Streets closed off to promote play
With Montreal-area parks having had a huge surge in use since the pandemic began, there has been a burgeoning demand for space for kids to play. As a result, several boroughs have closed off streets to cars.
This summer, Bernard Avenue in Outremont was closed to cars and bicyclists to make room for sandboxes and pedestrians. Birnam St. in Parc-Extension closed down to traffic so that local residents could play, discuss, and take ownership of the street. And after a successful couple of months in 2020 that saw 42 streets in Verdun designated “play streets”, the borough brought back the same program for 2021.
While some streets are closed completely to cars, others are partially closed and outfitted with signs that warn “Slow down – free play allowed on this street” with flower boxes or removable bollards to reduce the speed of cars.
New in Mercier– Hochelaga-Maisonneuve
In Mercier– Hochelaga-Maisonneuve, a new play street was created in August with brightly painted swirls and games where children can engage in free and active play.
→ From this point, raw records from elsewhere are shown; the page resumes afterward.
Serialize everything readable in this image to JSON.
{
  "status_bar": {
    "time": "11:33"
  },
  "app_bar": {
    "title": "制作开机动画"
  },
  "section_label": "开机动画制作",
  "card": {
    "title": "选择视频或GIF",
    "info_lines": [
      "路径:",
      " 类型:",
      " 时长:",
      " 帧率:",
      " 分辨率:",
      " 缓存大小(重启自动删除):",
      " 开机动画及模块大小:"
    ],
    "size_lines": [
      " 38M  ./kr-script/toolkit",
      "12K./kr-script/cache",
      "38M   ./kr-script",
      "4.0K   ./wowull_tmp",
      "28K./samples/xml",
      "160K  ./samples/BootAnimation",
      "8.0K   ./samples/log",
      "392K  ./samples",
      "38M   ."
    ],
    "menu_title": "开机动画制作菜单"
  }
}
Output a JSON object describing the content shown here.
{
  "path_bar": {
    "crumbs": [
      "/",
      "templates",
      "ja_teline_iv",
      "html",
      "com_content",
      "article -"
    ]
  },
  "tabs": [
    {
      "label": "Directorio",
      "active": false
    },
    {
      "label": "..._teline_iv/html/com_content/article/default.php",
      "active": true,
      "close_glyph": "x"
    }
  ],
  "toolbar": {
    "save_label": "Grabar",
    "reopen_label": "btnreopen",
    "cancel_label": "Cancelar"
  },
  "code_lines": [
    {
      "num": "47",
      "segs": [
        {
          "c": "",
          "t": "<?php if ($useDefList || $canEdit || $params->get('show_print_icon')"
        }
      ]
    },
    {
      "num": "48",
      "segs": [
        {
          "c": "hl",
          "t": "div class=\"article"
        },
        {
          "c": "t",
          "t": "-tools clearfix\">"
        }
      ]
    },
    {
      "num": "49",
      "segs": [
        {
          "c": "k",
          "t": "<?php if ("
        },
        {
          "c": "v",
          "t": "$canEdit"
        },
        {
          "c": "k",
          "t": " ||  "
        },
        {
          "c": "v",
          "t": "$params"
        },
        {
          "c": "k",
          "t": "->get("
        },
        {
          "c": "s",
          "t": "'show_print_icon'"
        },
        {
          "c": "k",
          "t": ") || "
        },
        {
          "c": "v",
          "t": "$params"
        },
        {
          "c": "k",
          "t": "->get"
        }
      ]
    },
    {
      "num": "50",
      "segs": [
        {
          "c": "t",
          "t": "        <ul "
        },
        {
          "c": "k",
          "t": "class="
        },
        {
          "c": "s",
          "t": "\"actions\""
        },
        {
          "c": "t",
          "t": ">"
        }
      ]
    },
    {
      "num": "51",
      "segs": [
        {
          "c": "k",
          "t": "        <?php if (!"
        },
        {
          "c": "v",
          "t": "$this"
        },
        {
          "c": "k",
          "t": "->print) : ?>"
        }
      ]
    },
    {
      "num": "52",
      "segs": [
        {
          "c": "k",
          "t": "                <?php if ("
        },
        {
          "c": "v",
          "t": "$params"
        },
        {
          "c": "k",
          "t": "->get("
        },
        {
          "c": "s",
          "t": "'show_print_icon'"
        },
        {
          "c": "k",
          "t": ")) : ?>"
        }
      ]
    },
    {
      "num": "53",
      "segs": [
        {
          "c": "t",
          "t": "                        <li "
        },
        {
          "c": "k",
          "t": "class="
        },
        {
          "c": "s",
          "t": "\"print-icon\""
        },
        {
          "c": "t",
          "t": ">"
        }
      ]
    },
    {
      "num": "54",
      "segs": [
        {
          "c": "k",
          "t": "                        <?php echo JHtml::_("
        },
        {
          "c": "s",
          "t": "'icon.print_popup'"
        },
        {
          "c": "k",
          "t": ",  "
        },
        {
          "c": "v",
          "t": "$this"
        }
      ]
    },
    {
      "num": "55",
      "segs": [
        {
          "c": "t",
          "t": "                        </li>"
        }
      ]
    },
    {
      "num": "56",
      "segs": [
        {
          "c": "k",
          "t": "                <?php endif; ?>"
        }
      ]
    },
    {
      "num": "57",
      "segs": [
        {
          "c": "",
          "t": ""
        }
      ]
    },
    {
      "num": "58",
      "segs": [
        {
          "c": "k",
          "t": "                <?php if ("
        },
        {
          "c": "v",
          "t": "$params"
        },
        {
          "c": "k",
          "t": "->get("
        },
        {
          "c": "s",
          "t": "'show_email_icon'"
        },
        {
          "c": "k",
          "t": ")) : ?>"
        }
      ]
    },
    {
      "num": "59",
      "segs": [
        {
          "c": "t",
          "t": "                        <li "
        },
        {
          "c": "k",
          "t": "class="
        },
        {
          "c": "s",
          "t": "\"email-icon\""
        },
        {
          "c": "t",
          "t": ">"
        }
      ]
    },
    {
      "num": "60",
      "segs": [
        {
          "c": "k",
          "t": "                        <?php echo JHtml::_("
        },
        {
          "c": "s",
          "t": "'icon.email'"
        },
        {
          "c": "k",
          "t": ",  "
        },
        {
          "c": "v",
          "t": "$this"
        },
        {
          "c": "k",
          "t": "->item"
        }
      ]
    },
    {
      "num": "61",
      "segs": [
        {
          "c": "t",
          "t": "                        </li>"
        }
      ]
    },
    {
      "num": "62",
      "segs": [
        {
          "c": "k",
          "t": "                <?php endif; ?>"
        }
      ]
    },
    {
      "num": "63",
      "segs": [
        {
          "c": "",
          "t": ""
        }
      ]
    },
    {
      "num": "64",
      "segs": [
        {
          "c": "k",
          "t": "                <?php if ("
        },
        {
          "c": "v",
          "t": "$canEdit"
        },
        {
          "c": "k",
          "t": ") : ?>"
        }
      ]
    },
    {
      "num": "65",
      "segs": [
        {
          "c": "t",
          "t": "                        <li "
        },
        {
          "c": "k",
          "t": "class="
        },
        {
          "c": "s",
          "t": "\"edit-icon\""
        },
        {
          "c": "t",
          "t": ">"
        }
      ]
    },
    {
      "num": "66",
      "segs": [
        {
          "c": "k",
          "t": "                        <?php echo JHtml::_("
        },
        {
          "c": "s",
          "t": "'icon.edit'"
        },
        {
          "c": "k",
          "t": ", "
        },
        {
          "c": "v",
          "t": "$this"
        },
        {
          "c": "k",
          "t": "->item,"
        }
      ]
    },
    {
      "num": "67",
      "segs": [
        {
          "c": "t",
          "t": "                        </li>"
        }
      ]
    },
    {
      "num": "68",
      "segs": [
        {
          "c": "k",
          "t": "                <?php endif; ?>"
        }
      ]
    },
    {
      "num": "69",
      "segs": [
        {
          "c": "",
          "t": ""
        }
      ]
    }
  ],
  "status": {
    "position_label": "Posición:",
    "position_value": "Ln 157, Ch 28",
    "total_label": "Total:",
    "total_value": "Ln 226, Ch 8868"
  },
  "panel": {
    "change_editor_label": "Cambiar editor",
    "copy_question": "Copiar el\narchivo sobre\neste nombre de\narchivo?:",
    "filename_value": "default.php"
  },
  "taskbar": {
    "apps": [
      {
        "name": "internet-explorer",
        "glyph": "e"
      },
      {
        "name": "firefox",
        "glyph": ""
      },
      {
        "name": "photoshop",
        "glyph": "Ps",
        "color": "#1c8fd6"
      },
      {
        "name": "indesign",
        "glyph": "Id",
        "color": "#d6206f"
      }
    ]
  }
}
In the permanent multi-game zone located at the intersection of Tiffin and Baldwin Streets, playful kids and adults can enjoy games such as hopscotch, a painted maze, a ball hockey zone, and more. The asphalt road lends itself to activities not always possible in local parks, like skateboarding, rollerblading, and tricycles.
A couple of blocks away at Joffre Rd. between De Grosbois and Berlinguet, the Défi-cycle is a temporary bike course aimed at promoting the development of kids’ cycling skills.
On the recommendation of the mobility committee, the borough had been considering closing Joffre St. since 2018. The idea of creating a bicycle zone was proposed by Solidarité Mercier-Est, L’Anonyme and Tandem Mercier−Hochelaga-Maisonneuve. And while the development of the bike route was intended to be temporary, it will be reinstated for 2022. The Défi-cycle is scheduled to remain until the beginning of November, with the reopening of the street to vehicular traffic on November 6.
And if you want to head down to the river, the new Bio Diverse Cité route connects the parks of Promenade-Bellerive and Thomas-Chapais along Pierre-Bernard Blvd. Those who walk it can follow the various information capsules on the ground and learn more about urban diversity and how to best protect it. The project is part of the work previously undertaken on Pierre-Bernard Blvd., which made it possible to remove concrete spaces from the sidewalks, leaving more space for trees and greenery.
Related read: Kids learn to bike safely in Montreal park